The Icelandic central bank cut interest rates and lowered the countercyclical capital buffer Wednesday to cushion the worsening economic conditions in the Nordic island nation amid the coronavirus pandemic.
Sedlabanki cut rates by 0.5 percentage points, the second cut in a week, meaning its key seven-day term deposit rate falls to 1.75% from 2.25%.
At the same time, the countercyclical capital buffer on financial institutions is reduced to 0% from 2%, a level the bank said it will remain at for at least two years.
“Lifting the countercyclical capital buffer requirement will make it easier for the banking system to support households and businesses by increasing flexibility for new lending in an amount ranging up to 350 billion Icelandic kronur ($2.52 billion), or 12.5% of the current loan portfolio, all else being equal,” it said.
The central bank said the spread of the coronavirus pandemic and measures adopted both in Iceland and abroad in an attempt to slow the spread of the virus are hurting the economic outlook and financial conditions.
“The [financial stability and monetary policy] committees have considered the mitigating measures that they could take in response to this situation,” the central bank said.
“The domestic economy and financial system are both well prepared to face shocks, and the committees are prepared to use the policy instruments at their disposal in order to mitigate the adverse impact of this shock.”

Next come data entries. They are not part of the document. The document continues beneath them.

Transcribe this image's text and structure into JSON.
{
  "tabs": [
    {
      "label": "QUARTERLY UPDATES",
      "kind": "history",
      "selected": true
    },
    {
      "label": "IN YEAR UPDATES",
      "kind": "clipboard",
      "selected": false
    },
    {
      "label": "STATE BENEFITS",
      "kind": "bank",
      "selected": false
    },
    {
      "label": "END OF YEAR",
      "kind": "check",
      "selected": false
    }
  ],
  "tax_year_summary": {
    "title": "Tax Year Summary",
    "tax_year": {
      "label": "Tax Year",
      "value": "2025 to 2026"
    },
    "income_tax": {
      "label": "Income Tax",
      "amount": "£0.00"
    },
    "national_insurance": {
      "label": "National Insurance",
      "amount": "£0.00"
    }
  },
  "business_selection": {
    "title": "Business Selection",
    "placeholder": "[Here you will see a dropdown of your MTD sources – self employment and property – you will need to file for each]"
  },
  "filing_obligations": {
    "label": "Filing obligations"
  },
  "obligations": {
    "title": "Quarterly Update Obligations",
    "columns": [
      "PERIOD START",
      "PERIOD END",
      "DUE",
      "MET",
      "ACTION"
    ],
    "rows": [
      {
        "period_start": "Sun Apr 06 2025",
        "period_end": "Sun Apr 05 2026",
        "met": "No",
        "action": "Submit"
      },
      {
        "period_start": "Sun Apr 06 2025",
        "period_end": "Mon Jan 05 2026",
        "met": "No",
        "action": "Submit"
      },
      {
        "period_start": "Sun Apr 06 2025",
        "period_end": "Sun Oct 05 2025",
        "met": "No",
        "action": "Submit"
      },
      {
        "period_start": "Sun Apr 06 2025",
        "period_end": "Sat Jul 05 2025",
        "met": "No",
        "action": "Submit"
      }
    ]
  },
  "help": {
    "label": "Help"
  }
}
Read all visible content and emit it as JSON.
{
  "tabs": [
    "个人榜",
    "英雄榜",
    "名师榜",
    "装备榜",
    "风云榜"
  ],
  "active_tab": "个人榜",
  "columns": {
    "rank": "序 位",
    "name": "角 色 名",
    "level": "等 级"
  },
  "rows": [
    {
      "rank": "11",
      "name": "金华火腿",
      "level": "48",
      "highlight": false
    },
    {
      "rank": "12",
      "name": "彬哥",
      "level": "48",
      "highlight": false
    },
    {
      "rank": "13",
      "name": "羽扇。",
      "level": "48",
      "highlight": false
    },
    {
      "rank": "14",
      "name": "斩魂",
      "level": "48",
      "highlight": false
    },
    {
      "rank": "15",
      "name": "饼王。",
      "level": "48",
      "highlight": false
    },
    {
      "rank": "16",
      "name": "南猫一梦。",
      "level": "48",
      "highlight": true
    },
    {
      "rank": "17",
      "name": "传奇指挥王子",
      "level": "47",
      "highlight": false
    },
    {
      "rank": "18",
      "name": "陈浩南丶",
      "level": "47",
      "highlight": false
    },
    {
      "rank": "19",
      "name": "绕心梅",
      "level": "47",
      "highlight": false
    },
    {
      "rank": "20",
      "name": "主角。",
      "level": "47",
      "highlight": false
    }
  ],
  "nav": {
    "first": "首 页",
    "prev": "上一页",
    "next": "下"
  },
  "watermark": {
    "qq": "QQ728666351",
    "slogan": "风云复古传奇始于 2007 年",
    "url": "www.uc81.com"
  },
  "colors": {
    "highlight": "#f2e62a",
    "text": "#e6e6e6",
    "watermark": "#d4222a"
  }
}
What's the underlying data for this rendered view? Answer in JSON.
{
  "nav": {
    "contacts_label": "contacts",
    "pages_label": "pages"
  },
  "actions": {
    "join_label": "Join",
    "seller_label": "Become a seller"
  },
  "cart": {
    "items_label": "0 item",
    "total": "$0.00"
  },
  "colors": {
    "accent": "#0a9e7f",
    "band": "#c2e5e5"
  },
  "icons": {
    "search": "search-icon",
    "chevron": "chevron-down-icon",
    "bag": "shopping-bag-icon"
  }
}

Wednesday’s 0.5 percentage-point rate cut means the central bank’s rate on overnight loans falls to 3.5%, the rate on seven-day collateralized loans falls to 2.5% and the rate on current accounts falls to 1.5%.